# [Data to process]
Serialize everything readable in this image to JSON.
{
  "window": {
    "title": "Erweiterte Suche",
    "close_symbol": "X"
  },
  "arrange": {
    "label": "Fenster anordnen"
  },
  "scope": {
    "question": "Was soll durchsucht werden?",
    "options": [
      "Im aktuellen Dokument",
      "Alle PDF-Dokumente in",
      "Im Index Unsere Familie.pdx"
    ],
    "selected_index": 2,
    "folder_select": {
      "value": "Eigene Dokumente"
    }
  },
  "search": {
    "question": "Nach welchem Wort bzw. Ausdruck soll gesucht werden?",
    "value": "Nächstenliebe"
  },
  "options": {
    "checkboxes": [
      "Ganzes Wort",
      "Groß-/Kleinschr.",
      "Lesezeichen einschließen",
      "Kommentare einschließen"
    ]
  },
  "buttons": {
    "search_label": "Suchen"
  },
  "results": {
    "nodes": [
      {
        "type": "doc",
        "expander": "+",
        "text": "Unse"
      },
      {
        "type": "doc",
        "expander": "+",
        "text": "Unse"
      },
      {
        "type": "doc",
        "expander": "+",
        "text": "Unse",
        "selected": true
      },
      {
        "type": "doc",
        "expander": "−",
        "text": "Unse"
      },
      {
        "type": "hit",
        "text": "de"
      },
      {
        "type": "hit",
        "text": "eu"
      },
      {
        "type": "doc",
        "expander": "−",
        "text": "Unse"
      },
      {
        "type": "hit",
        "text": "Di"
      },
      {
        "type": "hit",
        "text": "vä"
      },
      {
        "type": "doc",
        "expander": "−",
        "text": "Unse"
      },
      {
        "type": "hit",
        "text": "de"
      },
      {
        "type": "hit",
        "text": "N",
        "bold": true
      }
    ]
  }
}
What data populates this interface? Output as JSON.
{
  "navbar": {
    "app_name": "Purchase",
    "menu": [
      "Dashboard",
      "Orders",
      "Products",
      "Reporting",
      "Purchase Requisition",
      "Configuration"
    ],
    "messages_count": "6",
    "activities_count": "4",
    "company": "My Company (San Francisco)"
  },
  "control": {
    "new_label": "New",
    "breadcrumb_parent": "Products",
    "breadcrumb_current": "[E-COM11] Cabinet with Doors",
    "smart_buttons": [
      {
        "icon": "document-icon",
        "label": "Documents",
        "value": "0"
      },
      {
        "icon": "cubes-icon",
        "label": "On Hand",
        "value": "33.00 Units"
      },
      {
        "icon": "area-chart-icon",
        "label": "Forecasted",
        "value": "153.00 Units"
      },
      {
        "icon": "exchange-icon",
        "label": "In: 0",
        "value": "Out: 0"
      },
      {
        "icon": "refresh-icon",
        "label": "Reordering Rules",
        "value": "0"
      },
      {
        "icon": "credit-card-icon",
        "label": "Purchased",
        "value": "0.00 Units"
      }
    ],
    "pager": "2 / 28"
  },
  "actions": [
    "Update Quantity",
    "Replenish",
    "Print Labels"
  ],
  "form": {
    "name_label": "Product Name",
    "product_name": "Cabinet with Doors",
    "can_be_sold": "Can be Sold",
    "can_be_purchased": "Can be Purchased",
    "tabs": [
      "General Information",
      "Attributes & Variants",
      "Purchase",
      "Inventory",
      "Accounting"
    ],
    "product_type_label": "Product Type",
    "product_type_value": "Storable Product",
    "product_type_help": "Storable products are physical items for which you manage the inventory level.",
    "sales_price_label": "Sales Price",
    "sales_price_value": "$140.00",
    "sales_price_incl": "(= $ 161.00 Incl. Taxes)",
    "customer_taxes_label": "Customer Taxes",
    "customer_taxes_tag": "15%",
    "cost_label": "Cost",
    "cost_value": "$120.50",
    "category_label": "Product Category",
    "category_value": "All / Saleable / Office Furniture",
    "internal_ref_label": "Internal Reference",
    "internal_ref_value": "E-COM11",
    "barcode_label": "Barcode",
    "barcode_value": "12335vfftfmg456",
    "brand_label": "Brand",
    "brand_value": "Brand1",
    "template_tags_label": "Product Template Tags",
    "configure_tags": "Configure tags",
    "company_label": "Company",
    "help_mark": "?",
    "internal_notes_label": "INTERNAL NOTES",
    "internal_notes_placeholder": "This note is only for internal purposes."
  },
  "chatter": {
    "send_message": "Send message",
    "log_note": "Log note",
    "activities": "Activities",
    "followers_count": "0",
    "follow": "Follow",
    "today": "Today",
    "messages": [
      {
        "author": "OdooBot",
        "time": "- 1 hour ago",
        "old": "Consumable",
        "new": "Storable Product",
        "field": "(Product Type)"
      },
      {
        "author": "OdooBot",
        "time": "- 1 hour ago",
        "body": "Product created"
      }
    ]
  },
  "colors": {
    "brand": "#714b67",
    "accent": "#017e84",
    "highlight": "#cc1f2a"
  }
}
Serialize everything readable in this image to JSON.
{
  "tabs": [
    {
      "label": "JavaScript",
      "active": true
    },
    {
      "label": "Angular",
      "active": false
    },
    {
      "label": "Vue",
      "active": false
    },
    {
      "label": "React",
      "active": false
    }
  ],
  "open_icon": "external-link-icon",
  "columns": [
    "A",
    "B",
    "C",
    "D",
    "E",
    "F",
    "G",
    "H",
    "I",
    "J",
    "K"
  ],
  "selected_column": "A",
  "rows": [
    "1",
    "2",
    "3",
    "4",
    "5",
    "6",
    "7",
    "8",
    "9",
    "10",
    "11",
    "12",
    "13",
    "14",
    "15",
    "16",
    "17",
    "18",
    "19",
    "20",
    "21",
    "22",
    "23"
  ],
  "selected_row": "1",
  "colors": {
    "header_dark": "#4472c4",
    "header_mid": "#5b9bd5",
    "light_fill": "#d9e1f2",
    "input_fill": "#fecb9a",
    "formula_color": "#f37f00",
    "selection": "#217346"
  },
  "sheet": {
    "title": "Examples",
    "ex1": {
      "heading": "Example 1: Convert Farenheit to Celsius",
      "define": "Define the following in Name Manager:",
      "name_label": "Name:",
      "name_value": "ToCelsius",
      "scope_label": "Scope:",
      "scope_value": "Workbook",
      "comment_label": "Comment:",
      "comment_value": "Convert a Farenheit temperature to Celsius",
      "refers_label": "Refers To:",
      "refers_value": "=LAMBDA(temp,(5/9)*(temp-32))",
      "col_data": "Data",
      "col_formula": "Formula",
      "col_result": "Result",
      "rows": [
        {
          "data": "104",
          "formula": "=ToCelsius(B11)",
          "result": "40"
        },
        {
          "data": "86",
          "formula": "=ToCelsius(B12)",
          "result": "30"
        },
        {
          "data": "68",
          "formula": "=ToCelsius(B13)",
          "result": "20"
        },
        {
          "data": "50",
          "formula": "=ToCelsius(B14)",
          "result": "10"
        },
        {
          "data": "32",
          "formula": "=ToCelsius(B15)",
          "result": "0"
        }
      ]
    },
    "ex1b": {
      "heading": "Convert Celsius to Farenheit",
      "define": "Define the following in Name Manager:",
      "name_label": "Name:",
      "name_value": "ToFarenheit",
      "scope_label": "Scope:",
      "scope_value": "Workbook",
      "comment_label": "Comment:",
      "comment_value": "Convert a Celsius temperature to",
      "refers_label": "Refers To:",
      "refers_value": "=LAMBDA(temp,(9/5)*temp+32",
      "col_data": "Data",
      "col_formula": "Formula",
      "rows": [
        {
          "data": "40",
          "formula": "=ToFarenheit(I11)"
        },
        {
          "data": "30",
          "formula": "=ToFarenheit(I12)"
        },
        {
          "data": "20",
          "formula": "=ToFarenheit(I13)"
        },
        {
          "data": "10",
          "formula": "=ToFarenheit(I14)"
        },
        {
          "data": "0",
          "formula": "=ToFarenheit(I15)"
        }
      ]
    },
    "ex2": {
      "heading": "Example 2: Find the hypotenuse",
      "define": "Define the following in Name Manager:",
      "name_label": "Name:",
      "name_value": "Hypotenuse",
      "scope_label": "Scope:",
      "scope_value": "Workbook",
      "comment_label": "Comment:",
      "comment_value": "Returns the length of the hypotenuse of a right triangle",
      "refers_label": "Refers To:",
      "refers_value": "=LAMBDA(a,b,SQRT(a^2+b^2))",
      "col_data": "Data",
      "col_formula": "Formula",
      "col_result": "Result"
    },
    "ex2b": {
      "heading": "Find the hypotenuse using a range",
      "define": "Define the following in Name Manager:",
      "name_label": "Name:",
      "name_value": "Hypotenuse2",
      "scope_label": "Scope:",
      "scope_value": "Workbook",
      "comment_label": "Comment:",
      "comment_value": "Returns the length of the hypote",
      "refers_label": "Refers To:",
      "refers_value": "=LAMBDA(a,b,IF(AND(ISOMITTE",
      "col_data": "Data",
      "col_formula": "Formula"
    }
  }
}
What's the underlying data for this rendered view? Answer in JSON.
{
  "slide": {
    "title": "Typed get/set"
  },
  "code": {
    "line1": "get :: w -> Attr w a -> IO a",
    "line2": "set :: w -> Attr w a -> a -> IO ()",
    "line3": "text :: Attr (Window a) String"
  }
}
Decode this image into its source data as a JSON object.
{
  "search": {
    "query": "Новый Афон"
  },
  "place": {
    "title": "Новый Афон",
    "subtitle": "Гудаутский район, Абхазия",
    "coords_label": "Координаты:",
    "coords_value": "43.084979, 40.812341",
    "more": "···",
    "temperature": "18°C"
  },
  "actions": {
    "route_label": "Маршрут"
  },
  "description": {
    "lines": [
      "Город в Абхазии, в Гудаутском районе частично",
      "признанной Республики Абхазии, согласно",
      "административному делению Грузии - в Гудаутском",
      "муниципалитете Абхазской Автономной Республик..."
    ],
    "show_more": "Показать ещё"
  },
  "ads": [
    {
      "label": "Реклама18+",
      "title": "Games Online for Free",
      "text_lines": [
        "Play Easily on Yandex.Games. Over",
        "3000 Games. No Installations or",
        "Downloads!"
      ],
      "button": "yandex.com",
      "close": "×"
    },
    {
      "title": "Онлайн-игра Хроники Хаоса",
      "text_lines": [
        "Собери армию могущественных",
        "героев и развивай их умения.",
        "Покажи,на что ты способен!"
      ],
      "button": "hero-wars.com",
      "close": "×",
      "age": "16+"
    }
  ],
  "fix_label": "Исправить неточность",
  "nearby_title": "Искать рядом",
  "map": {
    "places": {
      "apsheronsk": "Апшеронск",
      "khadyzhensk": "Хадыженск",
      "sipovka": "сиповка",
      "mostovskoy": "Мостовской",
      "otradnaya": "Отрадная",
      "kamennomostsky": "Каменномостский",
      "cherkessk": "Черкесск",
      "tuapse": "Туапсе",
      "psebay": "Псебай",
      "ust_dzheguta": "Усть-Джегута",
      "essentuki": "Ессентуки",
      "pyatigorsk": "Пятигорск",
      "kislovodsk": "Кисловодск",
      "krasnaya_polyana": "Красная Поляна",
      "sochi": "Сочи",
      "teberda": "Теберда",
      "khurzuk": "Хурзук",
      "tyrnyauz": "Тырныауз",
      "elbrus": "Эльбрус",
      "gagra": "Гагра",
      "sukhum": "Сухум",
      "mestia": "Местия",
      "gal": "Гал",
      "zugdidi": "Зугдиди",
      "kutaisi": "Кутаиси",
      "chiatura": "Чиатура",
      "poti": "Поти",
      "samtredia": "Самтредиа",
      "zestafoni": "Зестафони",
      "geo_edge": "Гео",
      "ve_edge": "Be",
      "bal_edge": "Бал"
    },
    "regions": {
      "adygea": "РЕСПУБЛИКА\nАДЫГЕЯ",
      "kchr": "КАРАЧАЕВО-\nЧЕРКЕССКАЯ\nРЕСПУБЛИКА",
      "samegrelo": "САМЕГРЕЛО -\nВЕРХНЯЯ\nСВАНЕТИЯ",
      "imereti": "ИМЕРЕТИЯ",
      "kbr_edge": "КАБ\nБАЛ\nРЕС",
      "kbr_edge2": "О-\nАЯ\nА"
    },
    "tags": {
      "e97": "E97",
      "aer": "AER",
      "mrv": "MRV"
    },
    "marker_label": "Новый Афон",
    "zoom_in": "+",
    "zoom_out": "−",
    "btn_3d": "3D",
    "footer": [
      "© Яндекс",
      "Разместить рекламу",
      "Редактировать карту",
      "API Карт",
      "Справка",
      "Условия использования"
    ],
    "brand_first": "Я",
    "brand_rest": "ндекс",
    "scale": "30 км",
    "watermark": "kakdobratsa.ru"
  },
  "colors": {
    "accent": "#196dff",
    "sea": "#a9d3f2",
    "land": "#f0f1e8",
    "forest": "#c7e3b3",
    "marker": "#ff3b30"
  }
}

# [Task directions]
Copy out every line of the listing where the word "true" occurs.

# [Worked solution]
        "selected": true
        "bold": true
      "active": true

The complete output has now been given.